▸ Problem description
All entries below are to be duplicated verbatim.

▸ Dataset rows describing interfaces
**********

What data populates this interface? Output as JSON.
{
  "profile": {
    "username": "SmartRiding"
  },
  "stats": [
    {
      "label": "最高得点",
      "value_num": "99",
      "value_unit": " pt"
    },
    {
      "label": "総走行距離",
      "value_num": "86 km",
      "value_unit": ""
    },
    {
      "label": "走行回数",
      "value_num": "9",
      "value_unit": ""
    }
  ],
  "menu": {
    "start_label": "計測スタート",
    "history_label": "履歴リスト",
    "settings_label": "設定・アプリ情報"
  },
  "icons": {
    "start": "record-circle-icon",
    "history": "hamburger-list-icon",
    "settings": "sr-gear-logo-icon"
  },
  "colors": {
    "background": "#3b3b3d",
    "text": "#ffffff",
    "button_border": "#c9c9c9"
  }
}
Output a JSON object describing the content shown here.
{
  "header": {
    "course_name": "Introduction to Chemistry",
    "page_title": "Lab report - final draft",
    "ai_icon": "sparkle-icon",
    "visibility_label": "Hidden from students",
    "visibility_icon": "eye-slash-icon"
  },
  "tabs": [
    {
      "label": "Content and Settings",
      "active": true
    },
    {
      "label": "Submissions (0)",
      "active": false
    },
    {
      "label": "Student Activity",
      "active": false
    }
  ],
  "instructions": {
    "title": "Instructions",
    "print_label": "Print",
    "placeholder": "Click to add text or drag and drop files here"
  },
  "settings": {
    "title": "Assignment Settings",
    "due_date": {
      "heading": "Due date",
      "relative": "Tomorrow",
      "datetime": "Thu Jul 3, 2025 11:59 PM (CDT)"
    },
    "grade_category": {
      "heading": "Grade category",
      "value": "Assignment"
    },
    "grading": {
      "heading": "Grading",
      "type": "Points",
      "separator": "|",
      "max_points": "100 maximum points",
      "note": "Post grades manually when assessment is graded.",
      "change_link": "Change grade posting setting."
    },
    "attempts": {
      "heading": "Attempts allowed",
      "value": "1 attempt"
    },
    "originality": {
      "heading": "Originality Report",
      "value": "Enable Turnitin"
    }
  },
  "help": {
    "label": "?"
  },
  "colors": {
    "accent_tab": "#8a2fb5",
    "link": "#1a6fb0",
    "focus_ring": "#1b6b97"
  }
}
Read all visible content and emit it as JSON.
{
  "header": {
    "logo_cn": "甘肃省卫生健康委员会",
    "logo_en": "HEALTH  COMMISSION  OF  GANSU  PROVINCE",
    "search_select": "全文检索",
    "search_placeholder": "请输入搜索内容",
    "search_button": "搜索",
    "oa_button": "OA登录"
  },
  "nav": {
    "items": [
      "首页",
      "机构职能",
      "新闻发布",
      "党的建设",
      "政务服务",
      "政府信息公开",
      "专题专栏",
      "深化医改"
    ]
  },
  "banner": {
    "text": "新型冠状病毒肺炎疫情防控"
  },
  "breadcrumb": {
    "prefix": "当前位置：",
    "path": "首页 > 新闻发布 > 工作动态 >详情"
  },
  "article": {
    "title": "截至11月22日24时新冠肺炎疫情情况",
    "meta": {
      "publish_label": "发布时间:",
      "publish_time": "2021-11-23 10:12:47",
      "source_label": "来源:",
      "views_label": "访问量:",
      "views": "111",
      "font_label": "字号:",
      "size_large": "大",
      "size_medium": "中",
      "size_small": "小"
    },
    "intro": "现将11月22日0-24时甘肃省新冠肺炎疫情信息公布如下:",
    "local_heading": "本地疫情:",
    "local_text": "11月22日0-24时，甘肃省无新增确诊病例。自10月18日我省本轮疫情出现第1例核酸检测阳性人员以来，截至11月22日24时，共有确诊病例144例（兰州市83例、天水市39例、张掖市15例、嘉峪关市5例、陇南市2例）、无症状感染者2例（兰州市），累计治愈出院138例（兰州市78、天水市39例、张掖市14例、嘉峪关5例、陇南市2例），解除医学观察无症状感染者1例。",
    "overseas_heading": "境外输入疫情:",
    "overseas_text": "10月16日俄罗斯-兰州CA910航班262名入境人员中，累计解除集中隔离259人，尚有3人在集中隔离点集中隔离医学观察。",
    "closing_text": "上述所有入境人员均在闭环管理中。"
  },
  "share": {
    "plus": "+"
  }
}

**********

▸ Result
What data populates this interface? Output as JSON.
{
  "profile": {
    "username": "SmartRiding"
  },
  "stats": [
    {
      "label": "最高得点",
      "value_num": "99",
      "value_unit": " pt"
    },
    {
      "label": "総走行距離",
      "value_num": "86 km",
      "value_unit": ""
    },
    {
      "label": "走行回数",
      "value_num": "9",
      "value_unit": ""
    }
  ],
  "menu": {
    "start_label": "計測スタート",
    "history_label": "履歴リスト",
    "settings_label": "設定・アプリ情報"
  },
  "icons": {
    "start": "record-circle-icon",
    "history": "hamburger-list-icon",
    "settings": "sr-gear-logo-icon"
  },
  "colors": {
    "background": "#3b3b3d",
    "text": "#ffffff",
    "button_border": "#c9c9c9"
  }
}
Output a JSON object describing the content shown here.
{
  "header": {
    "course_name": "Introduction to Chemistry",
    "page_title": "Lab report - final draft",
    "ai_icon": "sparkle-icon",
    "visibility_label": "Hidden from students",
    "visibility_icon": "eye-slash-icon"
  },
  "tabs": [
    {
      "label": "Content and Settings",
      "active": true
    },
    {
      "label": "Submissions (0)",
      "active": false
    },
    {
      "label": "Student Activity",
      "active": false
    }
  ],
  "instructions": {
    "title": "Instructions",
    "print_label": "Print",
    "placeholder": "Click to add text or drag and drop files here"
  },
  "settings": {
    "title": "Assignment Settings",
    "due_date": {
      "heading": "Due date",
      "relative": "Tomorrow",
      "datetime": "Thu Jul 3, 2025 11:59 PM (CDT)"
    },
    "grade_category": {
      "heading": "Grade category",
      "value": "Assignment"
    },
    "grading": {
      "heading": "Grading",
      "type": "Points",
      "separator": "|",
      "max_points": "100 maximum points",
      "note": "Post grades manually when assessment is graded.",
      "change_link": "Change grade posting setting."
    },
    "attempts": {
      "heading": "Attempts allowed",
      "value": "1 attempt"
    },
    "originality": {
      "heading": "Originality Report",
      "value": "Enable Turnitin"
    }
  },
  "help": {
    "label": "?"
  },
  "colors": {
    "accent_tab": "#8a2fb5",
    "link": "#1a6fb0",
    "focus_ring": "#1b6b97"
  }
}
Read all visible content and emit it as JSON.
{
  "header": {
    "logo_cn": "甘肃省卫生健康委员会",
    "logo_en": "HEALTH  COMMISSION  OF  GANSU  PROVINCE",
    "search_select": "全文检索",
    "search_placeholder": "请输入搜索内容",
    "search_button": "搜索",
    "oa_button": "OA登录"
  },
  "nav": {
    "items": [
      "首页",
      "机构职能",
      "新闻发布",
      "党的建设",
      "政务服务",
      "政府信息公开",
      "专题专栏",
      "深化医改"
    ]
  },
  "banner": {
    "text": "新型冠状病毒肺炎疫情防控"
  },
  "breadcrumb": {
    "prefix": "当前位置：",
    "path": "首页 > 新闻发布 > 工作动态 >详情"
  },
  "article": {
    "title": "截至11月22日24时新冠肺炎疫情情况",
    "meta": {
      "publish_label": "发布时间:",
      "publish_time": "2021-11-23 10:12:47",
      "source_label": "来源:",
      "views_label": "访问量:",
      "views": "111",
      "font_label": "字号:",
      "size_large": "大",
      "size_medium": "中",
      "size_small": "小"
    },
    "intro": "现将11月22日0-24时甘肃省新冠肺炎疫情信息公布如下:",
    "local_heading": "本地疫情:",
    "local_text": "11月22日0-24时，甘肃省无新增确诊病例。自10月18日我省本轮疫情出现第1例核酸检测阳性人员以来，截至11月22日24时，共有确诊病例144例（兰州市83例、天水市39例、张掖市15例、嘉峪关市5例、陇南市2例）、无症状感染者2例（兰州市），累计治愈出院138例（兰州市78、天水市39例、张掖市14例、嘉峪关5例、陇南市2例），解除医学观察无症状感染者1例。",
    "overseas_heading": "境外输入疫情:",
    "overseas_text": "10月16日俄罗斯-兰州CA910航班262名入境人员中，累计解除集中隔离259人，尚有3人在集中隔离点集中隔离医学观察。",
    "closing_text": "上述所有入境人员均在闭环管理中。"
  },
  "share": {
    "plus": "+"
  }
}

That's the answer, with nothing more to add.